WORK ORDER ▸
Where a line in the listing below holds "JSON", add it to the tally, and reply with that tally alone.

SUPPLIED RECORDS ▸
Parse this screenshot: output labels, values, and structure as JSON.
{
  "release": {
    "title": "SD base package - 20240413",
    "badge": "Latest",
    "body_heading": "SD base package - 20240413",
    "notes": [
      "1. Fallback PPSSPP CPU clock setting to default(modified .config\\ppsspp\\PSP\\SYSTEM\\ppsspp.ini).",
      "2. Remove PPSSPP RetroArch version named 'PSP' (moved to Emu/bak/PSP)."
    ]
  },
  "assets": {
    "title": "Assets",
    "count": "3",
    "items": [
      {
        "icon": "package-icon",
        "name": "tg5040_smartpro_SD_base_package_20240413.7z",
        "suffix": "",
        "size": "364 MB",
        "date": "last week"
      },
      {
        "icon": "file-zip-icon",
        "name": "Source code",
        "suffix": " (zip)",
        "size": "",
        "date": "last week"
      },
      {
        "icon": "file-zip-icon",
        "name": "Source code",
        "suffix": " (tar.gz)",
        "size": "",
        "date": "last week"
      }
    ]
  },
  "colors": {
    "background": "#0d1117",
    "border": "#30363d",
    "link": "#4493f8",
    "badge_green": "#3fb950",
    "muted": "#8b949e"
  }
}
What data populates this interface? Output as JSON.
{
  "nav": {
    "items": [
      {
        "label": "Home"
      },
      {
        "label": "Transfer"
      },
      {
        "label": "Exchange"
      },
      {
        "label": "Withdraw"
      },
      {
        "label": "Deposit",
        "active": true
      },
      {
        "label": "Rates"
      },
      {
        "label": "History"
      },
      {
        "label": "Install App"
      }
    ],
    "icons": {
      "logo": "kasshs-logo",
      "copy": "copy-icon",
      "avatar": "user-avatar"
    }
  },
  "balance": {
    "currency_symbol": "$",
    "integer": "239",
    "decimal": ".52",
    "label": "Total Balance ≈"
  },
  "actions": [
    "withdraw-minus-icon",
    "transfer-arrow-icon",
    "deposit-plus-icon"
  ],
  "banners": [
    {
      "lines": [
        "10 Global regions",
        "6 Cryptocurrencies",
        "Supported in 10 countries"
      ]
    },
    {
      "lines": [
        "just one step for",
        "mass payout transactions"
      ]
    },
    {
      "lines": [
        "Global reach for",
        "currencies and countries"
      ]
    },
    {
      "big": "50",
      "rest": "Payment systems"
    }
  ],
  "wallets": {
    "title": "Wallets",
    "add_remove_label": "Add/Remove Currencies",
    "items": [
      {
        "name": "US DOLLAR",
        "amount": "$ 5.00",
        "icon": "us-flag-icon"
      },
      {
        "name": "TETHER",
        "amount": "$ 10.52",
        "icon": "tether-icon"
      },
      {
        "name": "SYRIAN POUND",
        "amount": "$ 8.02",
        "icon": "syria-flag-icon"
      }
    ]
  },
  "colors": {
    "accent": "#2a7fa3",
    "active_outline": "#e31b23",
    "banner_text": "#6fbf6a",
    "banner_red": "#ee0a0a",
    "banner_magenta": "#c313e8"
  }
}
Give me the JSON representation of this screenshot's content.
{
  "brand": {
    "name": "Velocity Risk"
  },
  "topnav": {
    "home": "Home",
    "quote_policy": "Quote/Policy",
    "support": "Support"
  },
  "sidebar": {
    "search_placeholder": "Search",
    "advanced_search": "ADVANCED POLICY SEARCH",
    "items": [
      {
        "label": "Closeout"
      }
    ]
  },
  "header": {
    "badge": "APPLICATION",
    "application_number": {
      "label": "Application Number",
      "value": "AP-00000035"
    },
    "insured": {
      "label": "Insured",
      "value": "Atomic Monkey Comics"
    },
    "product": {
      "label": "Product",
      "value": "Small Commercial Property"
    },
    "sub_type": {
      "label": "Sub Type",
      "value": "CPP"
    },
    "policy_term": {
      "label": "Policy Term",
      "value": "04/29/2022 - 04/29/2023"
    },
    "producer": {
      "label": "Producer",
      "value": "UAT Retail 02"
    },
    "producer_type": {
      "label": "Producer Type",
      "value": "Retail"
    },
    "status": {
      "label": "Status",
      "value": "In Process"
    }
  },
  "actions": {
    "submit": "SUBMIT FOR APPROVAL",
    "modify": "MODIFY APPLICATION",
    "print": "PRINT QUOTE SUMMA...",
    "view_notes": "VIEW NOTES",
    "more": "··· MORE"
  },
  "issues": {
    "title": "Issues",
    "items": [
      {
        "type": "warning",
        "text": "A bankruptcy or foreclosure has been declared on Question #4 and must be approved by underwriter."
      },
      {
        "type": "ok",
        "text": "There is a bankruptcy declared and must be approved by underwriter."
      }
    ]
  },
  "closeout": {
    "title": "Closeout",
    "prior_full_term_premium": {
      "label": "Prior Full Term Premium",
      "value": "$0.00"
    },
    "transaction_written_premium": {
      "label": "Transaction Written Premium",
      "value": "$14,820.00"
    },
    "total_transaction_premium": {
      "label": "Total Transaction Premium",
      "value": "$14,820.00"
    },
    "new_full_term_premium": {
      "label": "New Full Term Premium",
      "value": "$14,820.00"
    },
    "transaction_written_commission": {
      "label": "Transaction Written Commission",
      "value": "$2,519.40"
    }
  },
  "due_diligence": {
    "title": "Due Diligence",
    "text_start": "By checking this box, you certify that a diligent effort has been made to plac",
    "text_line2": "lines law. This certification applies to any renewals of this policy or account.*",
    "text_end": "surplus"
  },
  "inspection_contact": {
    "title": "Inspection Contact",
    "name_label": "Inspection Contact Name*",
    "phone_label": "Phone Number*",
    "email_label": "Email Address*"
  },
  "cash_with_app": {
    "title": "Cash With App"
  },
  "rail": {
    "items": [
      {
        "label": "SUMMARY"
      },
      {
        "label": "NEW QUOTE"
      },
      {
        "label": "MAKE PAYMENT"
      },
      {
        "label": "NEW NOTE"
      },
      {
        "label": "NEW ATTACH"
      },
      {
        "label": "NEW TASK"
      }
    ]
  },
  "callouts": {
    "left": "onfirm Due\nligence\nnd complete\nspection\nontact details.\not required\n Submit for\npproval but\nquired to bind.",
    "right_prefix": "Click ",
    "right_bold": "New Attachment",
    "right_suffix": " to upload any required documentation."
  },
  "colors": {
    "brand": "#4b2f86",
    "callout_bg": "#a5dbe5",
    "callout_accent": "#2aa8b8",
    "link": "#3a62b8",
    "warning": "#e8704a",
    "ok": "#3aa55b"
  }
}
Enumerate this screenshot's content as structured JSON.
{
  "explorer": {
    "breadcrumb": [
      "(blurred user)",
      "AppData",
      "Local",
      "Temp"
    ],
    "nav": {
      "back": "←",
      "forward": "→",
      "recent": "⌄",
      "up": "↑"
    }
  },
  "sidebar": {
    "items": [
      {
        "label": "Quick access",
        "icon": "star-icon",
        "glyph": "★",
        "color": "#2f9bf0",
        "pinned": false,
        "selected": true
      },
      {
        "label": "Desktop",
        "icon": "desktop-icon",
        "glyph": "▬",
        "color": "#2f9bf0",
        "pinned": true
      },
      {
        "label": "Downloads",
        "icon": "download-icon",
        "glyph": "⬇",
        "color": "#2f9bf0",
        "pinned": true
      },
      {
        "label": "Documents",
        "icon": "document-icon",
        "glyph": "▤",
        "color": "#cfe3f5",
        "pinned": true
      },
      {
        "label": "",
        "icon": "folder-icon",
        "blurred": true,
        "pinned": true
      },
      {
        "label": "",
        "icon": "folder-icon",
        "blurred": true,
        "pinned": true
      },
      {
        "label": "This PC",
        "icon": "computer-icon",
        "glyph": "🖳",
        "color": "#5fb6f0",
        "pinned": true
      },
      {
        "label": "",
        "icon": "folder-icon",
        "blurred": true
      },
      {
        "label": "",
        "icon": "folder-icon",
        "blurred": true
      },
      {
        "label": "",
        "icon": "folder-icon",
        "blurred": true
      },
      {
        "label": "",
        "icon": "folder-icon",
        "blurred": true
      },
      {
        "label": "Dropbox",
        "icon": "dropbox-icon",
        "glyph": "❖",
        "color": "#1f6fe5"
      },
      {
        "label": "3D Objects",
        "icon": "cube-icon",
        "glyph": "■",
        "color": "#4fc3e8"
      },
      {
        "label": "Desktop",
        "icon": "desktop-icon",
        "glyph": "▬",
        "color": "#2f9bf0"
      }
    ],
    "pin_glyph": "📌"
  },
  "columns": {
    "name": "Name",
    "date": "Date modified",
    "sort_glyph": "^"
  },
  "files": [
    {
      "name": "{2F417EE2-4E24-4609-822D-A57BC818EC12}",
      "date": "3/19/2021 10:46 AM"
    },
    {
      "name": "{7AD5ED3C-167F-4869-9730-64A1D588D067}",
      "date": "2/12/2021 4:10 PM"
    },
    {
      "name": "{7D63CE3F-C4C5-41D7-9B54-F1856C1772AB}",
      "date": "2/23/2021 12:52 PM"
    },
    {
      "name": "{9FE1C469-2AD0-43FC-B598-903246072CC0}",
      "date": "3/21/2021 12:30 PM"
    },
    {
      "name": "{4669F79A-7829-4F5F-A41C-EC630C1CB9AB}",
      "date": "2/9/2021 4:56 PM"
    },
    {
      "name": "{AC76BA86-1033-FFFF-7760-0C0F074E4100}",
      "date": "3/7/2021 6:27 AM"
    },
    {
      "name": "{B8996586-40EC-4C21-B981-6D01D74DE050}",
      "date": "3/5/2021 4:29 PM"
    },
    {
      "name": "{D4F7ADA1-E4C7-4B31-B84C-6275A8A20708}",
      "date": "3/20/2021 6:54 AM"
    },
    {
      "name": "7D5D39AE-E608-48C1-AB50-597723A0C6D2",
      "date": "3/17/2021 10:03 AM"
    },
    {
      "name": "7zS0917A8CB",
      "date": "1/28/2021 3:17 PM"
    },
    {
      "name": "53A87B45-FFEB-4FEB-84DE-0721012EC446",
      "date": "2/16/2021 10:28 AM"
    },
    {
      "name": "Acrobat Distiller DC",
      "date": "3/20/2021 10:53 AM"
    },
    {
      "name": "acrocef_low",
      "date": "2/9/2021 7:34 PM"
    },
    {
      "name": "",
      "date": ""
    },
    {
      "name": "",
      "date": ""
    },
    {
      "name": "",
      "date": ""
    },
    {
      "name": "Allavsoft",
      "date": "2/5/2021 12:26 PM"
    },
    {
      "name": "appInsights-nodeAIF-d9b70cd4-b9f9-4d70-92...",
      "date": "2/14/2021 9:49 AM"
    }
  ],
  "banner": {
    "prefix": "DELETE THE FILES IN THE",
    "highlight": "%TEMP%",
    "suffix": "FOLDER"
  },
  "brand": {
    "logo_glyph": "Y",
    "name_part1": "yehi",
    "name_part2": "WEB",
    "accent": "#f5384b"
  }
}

TASK SOLUTION ▸
4